Task brief.
Exact copy, no pictures: reproduce every record below as it stands.

Exercise input.

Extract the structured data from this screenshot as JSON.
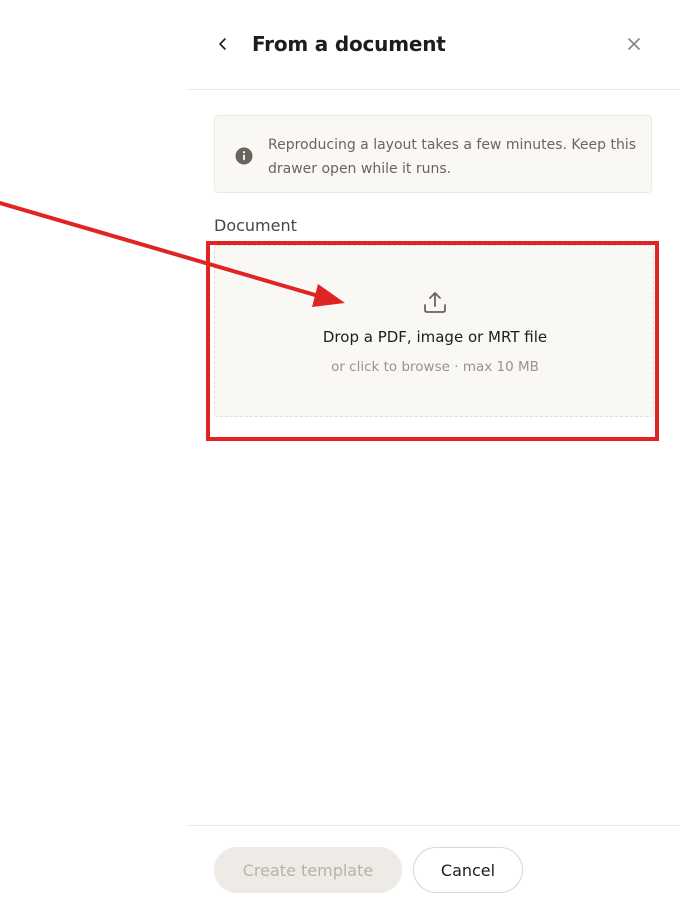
{
  "drawer": {
    "title": "From a document",
    "info_message": "Reproducing a layout takes a few minutes. Keep this drawer open while it runs.",
    "document_label": "Document",
    "dropzone": {
      "title": "Drop a PDF, image or MRT file",
      "hint": "or click to browse · max 10 MB"
    },
    "footer": {
      "create_label": "Create template",
      "cancel_label": "Cancel"
    }
  },
  "icons": {
    "back": "chevron-left-icon",
    "close": "close-icon",
    "info": "info-icon",
    "upload": "upload-icon"
  },
  "colors": {
    "annotation": "#e02424",
    "panel_bg": "#faf8f5",
    "primary_disabled_bg": "#eeebe6",
    "primary_disabled_text": "#b8b1a8"
  }
}
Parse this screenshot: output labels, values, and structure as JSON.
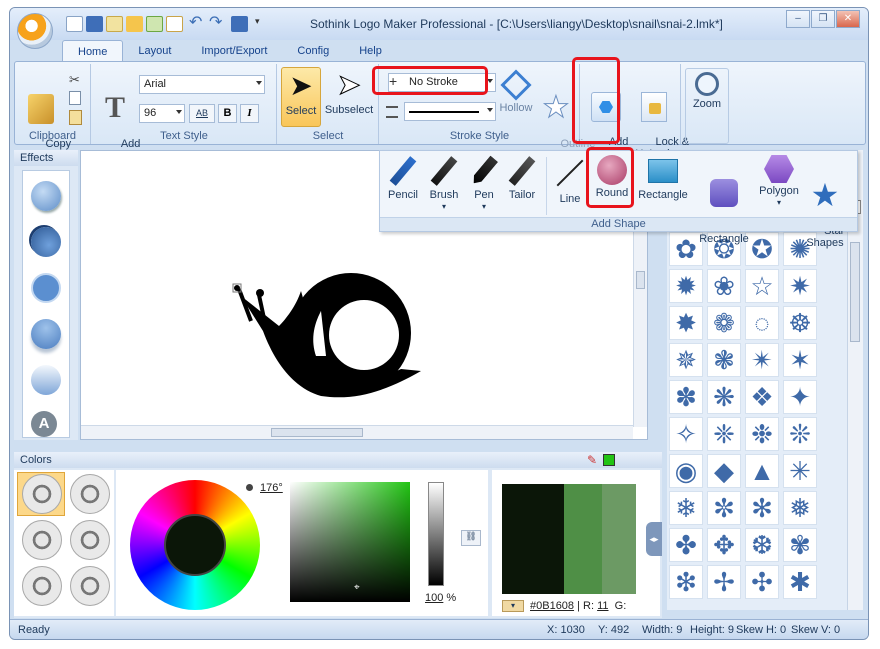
{
  "window": {
    "title": "Sothink Logo Maker Professional - [C:\\Users\\liangy\\Desktop\\snail\\snai-2.lmk*]"
  },
  "tabs": [
    "Home",
    "Layout",
    "Import/Export",
    "Config",
    "Help"
  ],
  "ribbon": {
    "clipboard": {
      "copy_format": "Copy\nFormat",
      "label": "Clipboard"
    },
    "text_style": {
      "add_text": "Add\nText",
      "font": "Arial",
      "size": "96",
      "bold": "B",
      "italic": "I",
      "ab": "AB",
      "label": "Text Style"
    },
    "select": {
      "select": "Select",
      "subselect": "Subselect",
      "label": "Select"
    },
    "stroke": {
      "value": "No Stroke",
      "hollow": "Hollow",
      "outline_fill": "Outline\nFill",
      "label": "Stroke Style"
    },
    "add_shape": "Add\nShape",
    "lock": "Lock &\nUnLock",
    "zoom": "Zoom"
  },
  "dropdown": {
    "items": [
      "Pencil",
      "Brush",
      "Pen",
      "Tailor",
      "Line",
      "Round",
      "Rectangle",
      "Rounded\nRectangle",
      "Polygon",
      "Star\nShapes"
    ],
    "label": "Add Shape"
  },
  "effects_panel": {
    "title": "Effects"
  },
  "colors_panel": {
    "title": "Colors",
    "angle": "176°",
    "brightness": "100",
    "brightness_unit": "%",
    "hex": "#0B1608",
    "r_label": "R:",
    "r_value": "11",
    "g_label": "G:"
  },
  "status": {
    "ready": "Ready",
    "x": "X: 1030",
    "y": "Y: 492",
    "width": "Width: 9",
    "height": "Height: 9",
    "skew_h": "Skew H: 0",
    "skew_v": "Skew V: 0"
  },
  "colors": {
    "shape_blue": "#3f6aa8",
    "highlight": "#e8141c",
    "accent_green": "#22c414"
  }
}
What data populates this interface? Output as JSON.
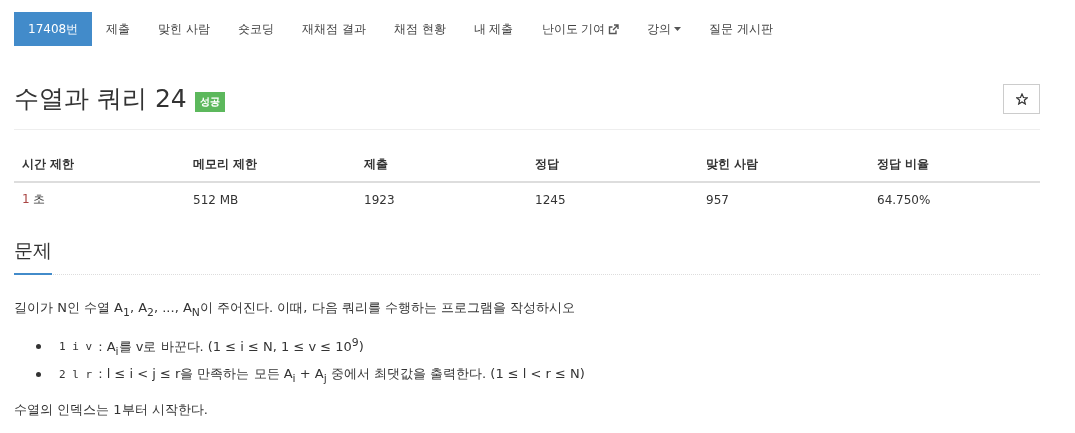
{
  "nav": [
    {
      "label": "17408번",
      "selected": true,
      "kind": "plain"
    },
    {
      "label": "제출",
      "selected": false,
      "kind": "plain"
    },
    {
      "label": "맞힌 사람",
      "selected": false,
      "kind": "plain"
    },
    {
      "label": "숏코딩",
      "selected": false,
      "kind": "plain"
    },
    {
      "label": "재채점 결과",
      "selected": false,
      "kind": "plain"
    },
    {
      "label": "채점 현황",
      "selected": false,
      "kind": "plain"
    },
    {
      "label": "내 제출",
      "selected": false,
      "kind": "plain"
    },
    {
      "label": "난이도 기여",
      "selected": false,
      "kind": "external"
    },
    {
      "label": "강의",
      "selected": false,
      "kind": "dropdown"
    },
    {
      "label": "질문 게시판",
      "selected": false,
      "kind": "plain"
    }
  ],
  "title": "수열과 쿼리 24",
  "result_badge": "성공",
  "starred": false,
  "stats": {
    "columns": [
      "시간 제한",
      "메모리 제한",
      "제출",
      "정답",
      "맞힌 사람",
      "정답 비율"
    ],
    "time_limit": {
      "value": "1",
      "unit": "초"
    },
    "values": [
      "512 MB",
      "1923",
      "1245",
      "957",
      "64.750%"
    ]
  },
  "section_heading": "문제",
  "intro": "길이가 N인 수열 A$_{1}$, A$_{2}$, ..., A$_{N}$이 주어진다. 이때, 다음 쿼리를 수행하는 프로그램을 작성하시오",
  "queries": [
    {
      "code": "1 i v",
      "text": ": A$_{i}$를 v로 바꾼다. (1 ≤ i ≤ N, 1 ≤ v ≤ 10$^{9}$)"
    },
    {
      "code": "2 l r",
      "text": ": l ≤ i < j ≤ r을 만족하는 모든 A$_{i}$ + A$_{j}$ 중에서 최댓값을 출력한다. (1 ≤ l < r ≤ N)"
    }
  ],
  "note": "수열의 인덱스는 1부터 시작한다."
}
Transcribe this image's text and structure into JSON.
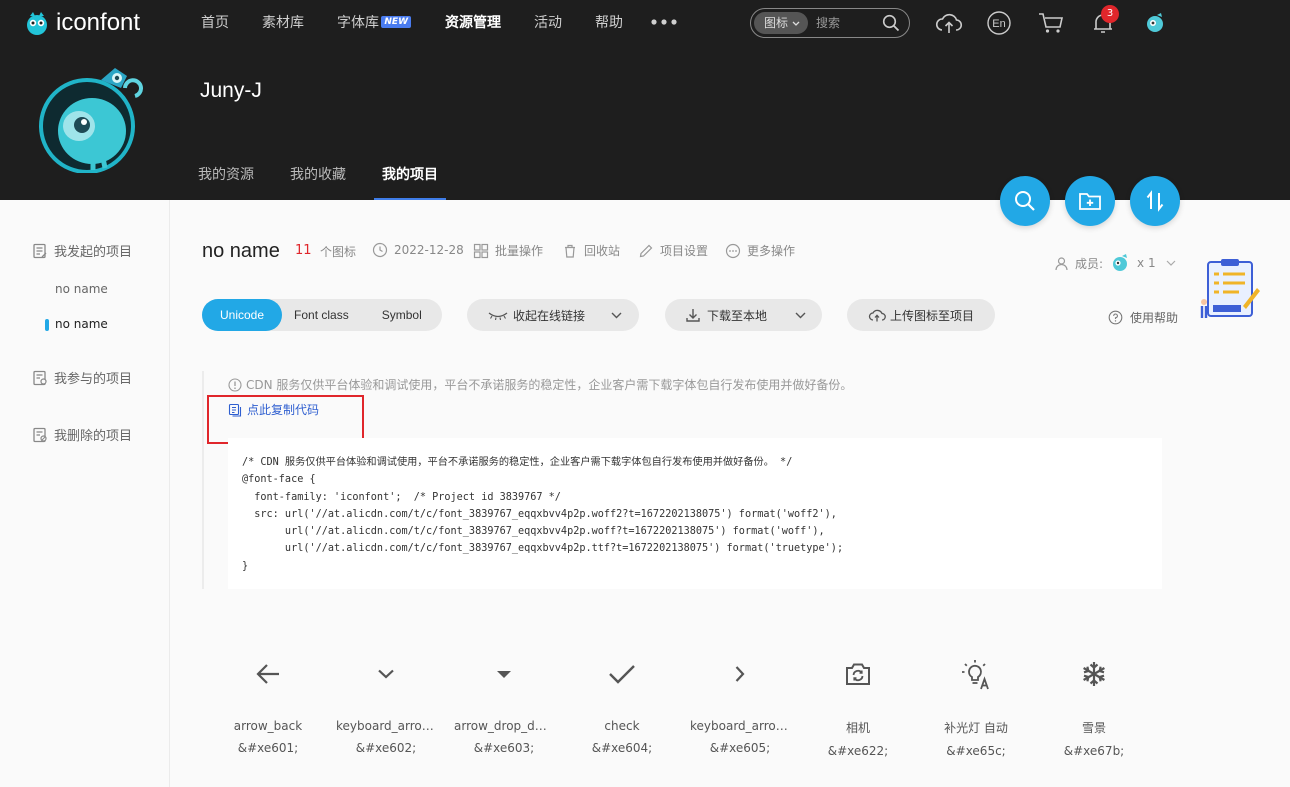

Result of the exercise.
Extract the structured data from this screenshot as JSON.
{
  "drawer": {
    "title": "From a document",
    "info_message": "Reproducing a layout takes a few minutes. Keep this drawer open while it runs.",
    "document_label": "Document",
    "dropzone": {
      "title": "Drop a PDF, image or MRT file",
      "hint": "or click to browse · max 10 MB"
    },
    "footer": {
      "create_label": "Create template",
      "cancel_label": "Cancel"
    }
  },
  "icons": {
    "back": "chevron-left-icon",
    "close": "close-icon",
    "info": "info-icon",
    "upload": "upload-icon"
  },
  "colors": {
    "annotation": "#e02424",
    "panel_bg": "#faf8f5",
    "primary_disabled_bg": "#eeebe6",
    "primary_disabled_text": "#b8b1a8"
  }
}
Parse this screenshot: output labels, values, and structure as JSON.
{
  "window": {
    "title": "Sothink Logo Maker Professional - [C:\\Users\\liangy\\Desktop\\snail\\snai-2.lmk*]"
  },
  "tabs": [
    "Home",
    "Layout",
    "Import/Export",
    "Config",
    "Help"
  ],
  "ribbon": {
    "clipboard": {
      "copy_format": "Copy\nFormat",
      "label": "Clipboard"
    },
    "text_style": {
      "add_text": "Add\nText",
      "font": "Arial",
      "size": "96",
      "bold": "B",
      "italic": "I",
      "ab": "AB",
      "label": "Text Style"
    },
    "select": {
      "select": "Select",
      "subselect": "Subselect",
      "label": "Select"
    },
    "stroke": {
      "value": "No Stroke",
      "hollow": "Hollow",
      "outline_fill": "Outline\nFill",
      "label": "Stroke Style"
    },
    "add_shape": "Add\nShape",
    "lock": "Lock &\nUnLock",
    "zoom": "Zoom"
  },
  "dropdown": {
    "items": [
      "Pencil",
      "Brush",
      "Pen",
      "Tailor",
      "Line",
      "Round",
      "Rectangle",
      "Rounded\nRectangle",
      "Polygon",
      "Star\nShapes"
    ],
    "label": "Add Shape"
  },
  "effects_panel": {
    "title": "Effects"
  },
  "colors_panel": {
    "title": "Colors",
    "angle": "176°",
    "brightness": "100",
    "brightness_unit": "%",
    "hex": "#0B1608",
    "r_label": "R:",
    "r_value": "11",
    "g_label": "G:"
  },
  "status": {
    "ready": "Ready",
    "x": "X: 1030",
    "y": "Y: 492",
    "width": "Width: 9",
    "height": "Height: 9",
    "skew_h": "Skew H: 0",
    "skew_v": "Skew V: 0"
  },
  "colors": {
    "shape_blue": "#3f6aa8",
    "highlight": "#e8141c",
    "accent_green": "#22c414"
  }
}
What data populates this interface? Output as JSON.
{
  "nav": [
    {
      "label": "17408번",
      "selected": true,
      "kind": "plain"
    },
    {
      "label": "제출",
      "selected": false,
      "kind": "plain"
    },
    {
      "label": "맞힌 사람",
      "selected": false,
      "kind": "plain"
    },
    {
      "label": "숏코딩",
      "selected": false,
      "kind": "plain"
    },
    {
      "label": "재채점 결과",
      "selected": false,
      "kind": "plain"
    },
    {
      "label": "채점 현황",
      "selected": false,
      "kind": "plain"
    },
    {
      "label": "내 제출",
      "selected": false,
      "kind": "plain"
    },
    {
      "label": "난이도 기여",
      "selected": false,
      "kind": "external"
    },
    {
      "label": "강의",
      "selected": false,
      "kind": "dropdown"
    },
    {
      "label": "질문 게시판",
      "selected": false,
      "kind": "plain"
    }
  ],
  "title": "수열과 쿼리 24",
  "result_badge": "성공",
  "starred": false,
  "stats": {
    "columns": [
      "시간 제한",
      "메모리 제한",
      "제출",
      "정답",
      "맞힌 사람",
      "정답 비율"
    ],
    "time_limit": {
      "value": "1",
      "unit": "초"
    },
    "values": [
      "512 MB",
      "1923",
      "1245",
      "957",
      "64.750%"
    ]
  },
  "section_heading": "문제",
  "intro": "길이가 N인 수열 A$_{1}$, A$_{2}$, ..., A$_{N}$이 주어진다. 이때, 다음 쿼리를 수행하는 프로그램을 작성하시오",
  "queries": [
    {
      "code": "1 i v",
      "text": ": A$_{i}$를 v로 바꾼다. (1 ≤ i ≤ N, 1 ≤ v ≤ 10$^{9}$)"
    },
    {
      "code": "2 l r",
      "text": ": l ≤ i < j ≤ r을 만족하는 모든 A$_{i}$ + A$_{j}$ 중에서 최댓값을 출력한다. (1 ≤ l < r ≤ N)"
    }
  ],
  "note": "수열의 인덱스는 1부터 시작한다."
}
Transcribe this image's text and structure into JSON.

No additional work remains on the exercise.